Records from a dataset
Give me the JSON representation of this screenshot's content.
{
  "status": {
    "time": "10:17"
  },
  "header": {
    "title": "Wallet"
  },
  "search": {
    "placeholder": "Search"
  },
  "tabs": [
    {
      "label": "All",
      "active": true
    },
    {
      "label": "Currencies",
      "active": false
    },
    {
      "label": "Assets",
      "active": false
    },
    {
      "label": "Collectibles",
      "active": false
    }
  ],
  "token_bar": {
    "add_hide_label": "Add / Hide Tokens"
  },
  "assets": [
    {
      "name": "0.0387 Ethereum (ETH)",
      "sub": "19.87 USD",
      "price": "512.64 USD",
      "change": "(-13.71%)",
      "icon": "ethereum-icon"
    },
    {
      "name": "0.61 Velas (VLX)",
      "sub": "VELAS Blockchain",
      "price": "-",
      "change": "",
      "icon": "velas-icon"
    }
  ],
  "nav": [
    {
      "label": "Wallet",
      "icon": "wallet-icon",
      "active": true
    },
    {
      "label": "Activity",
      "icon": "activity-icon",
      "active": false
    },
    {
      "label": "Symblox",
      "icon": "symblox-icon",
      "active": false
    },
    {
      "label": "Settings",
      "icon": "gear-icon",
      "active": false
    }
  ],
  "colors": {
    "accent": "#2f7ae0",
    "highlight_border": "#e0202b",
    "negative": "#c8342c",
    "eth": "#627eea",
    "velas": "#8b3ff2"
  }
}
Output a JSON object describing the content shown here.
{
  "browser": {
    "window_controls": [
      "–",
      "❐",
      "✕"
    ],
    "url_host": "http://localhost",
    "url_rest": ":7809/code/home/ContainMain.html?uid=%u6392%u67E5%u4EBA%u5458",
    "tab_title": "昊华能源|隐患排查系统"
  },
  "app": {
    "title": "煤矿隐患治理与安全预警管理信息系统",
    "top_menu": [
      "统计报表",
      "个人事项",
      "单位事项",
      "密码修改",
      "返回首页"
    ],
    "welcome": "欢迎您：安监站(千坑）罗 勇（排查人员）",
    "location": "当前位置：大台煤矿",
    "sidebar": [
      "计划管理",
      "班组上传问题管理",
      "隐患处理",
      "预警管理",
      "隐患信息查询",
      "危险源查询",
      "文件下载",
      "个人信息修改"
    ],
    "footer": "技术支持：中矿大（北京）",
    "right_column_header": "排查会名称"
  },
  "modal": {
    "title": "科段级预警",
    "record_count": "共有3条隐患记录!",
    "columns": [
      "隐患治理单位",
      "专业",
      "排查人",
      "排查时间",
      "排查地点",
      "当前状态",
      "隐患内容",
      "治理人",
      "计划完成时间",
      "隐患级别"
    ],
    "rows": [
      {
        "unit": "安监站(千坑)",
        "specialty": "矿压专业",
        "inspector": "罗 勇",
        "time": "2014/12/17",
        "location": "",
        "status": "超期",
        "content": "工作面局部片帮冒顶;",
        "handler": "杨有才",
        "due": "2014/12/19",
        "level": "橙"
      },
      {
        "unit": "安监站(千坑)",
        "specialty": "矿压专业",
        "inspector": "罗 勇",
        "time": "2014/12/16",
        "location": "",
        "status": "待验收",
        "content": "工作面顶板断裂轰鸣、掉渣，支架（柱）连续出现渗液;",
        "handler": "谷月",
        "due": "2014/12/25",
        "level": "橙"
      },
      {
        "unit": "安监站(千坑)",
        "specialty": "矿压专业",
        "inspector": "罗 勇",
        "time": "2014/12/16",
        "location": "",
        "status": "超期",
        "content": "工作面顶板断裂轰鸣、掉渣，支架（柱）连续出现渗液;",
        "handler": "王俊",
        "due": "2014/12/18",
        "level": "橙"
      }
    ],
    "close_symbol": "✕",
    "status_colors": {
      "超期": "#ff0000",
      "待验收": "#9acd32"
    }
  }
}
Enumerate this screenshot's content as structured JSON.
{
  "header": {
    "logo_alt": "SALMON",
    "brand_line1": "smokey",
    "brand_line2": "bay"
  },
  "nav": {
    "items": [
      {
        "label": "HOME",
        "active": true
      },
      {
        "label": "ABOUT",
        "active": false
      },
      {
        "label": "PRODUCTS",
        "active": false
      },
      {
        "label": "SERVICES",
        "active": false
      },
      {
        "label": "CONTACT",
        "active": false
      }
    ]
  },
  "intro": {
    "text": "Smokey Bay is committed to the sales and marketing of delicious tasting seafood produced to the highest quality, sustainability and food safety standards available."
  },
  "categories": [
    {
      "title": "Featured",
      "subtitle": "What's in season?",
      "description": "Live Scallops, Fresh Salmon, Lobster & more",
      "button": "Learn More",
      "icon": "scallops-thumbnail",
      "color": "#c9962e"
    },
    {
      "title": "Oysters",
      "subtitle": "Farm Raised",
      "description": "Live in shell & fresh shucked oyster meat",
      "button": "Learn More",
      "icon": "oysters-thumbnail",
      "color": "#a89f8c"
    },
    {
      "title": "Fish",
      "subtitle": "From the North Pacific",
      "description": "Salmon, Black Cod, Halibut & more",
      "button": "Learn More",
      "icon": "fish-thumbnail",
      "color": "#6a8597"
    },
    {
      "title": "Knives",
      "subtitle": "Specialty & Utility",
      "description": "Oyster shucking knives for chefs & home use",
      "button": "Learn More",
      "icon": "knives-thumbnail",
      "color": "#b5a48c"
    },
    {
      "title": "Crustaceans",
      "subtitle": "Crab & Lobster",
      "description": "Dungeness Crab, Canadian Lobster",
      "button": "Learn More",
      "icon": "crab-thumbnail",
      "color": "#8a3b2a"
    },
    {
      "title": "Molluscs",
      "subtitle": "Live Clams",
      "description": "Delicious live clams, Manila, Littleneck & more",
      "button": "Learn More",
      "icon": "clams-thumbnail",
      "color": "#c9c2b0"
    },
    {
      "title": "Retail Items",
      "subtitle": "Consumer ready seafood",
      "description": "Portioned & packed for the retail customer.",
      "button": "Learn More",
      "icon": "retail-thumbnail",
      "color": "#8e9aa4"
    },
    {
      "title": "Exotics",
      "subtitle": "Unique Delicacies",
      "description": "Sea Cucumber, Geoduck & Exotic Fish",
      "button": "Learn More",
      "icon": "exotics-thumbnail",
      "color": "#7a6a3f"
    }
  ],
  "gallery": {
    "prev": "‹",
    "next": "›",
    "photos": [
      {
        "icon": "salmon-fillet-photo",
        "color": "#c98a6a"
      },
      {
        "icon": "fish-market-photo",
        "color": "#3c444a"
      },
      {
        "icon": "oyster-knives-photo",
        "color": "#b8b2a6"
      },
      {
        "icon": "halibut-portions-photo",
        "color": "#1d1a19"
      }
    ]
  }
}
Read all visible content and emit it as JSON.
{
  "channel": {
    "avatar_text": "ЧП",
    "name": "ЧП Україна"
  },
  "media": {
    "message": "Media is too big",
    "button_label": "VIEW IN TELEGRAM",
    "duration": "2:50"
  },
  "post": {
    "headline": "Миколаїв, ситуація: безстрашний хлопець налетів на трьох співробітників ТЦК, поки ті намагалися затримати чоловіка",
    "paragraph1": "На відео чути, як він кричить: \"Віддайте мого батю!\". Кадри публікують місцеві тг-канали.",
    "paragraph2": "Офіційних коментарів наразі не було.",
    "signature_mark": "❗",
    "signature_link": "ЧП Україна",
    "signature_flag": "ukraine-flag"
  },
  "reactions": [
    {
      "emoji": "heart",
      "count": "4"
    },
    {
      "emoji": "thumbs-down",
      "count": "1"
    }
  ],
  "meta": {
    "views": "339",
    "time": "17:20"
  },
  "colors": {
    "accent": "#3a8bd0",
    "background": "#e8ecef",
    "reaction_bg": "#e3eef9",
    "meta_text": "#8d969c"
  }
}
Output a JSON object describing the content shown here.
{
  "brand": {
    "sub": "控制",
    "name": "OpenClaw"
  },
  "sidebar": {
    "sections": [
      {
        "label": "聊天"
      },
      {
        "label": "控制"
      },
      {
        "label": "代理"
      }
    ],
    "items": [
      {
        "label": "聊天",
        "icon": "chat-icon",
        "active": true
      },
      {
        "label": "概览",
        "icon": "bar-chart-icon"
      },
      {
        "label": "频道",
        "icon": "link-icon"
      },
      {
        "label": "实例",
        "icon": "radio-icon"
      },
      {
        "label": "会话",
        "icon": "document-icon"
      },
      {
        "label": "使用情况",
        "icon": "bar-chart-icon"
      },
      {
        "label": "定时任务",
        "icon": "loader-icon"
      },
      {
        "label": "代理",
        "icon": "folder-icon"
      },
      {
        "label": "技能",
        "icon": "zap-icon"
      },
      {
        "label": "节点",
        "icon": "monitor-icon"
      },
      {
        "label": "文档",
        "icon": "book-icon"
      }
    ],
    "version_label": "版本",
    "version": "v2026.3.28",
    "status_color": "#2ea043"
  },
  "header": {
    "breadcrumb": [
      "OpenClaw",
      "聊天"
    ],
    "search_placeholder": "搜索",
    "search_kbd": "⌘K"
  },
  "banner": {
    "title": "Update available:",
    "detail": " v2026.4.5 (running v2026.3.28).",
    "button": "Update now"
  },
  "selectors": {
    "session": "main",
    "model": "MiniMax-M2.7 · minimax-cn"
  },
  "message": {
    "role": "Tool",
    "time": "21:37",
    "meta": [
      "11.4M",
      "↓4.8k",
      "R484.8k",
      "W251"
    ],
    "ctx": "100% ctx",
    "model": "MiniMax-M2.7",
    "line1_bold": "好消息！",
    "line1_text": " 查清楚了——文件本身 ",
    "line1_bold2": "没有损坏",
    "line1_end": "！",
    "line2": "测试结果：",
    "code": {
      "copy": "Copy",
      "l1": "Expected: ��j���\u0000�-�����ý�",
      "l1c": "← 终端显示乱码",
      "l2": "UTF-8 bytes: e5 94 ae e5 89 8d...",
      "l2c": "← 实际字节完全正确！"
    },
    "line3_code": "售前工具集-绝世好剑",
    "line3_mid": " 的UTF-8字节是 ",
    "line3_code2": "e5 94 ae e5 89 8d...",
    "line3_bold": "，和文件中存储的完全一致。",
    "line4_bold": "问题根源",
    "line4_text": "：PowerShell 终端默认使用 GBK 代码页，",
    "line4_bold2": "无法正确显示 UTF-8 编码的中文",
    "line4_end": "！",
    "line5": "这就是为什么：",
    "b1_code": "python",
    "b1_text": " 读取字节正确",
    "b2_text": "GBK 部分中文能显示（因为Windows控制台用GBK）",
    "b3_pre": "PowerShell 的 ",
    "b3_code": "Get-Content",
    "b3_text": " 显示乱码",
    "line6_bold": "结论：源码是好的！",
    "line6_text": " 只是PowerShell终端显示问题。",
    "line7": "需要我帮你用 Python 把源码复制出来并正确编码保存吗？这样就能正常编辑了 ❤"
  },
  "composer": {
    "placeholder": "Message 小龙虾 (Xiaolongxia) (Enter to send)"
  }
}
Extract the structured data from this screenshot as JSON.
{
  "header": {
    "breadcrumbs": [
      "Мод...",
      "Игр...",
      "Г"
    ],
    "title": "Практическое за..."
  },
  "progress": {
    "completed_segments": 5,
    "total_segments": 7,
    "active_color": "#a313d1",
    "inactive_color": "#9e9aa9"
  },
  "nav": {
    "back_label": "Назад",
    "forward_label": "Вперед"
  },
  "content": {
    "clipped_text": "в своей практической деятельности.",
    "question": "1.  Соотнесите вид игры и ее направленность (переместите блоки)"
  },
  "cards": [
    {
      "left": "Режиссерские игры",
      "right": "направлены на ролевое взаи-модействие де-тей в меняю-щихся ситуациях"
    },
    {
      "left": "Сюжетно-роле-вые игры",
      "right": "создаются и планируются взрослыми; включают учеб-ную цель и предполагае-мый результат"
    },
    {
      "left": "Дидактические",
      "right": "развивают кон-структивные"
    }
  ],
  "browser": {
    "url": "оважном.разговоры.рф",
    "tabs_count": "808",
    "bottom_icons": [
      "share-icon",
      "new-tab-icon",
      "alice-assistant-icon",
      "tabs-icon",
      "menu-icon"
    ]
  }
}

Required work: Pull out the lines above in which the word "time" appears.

Solution to the problem:
    "time": "10:17"
        "time": "2014/12/17",
        "time": "2014/12/16",
        "time": "2014/12/16",
    "time": "17:20"
    "time": "21:37",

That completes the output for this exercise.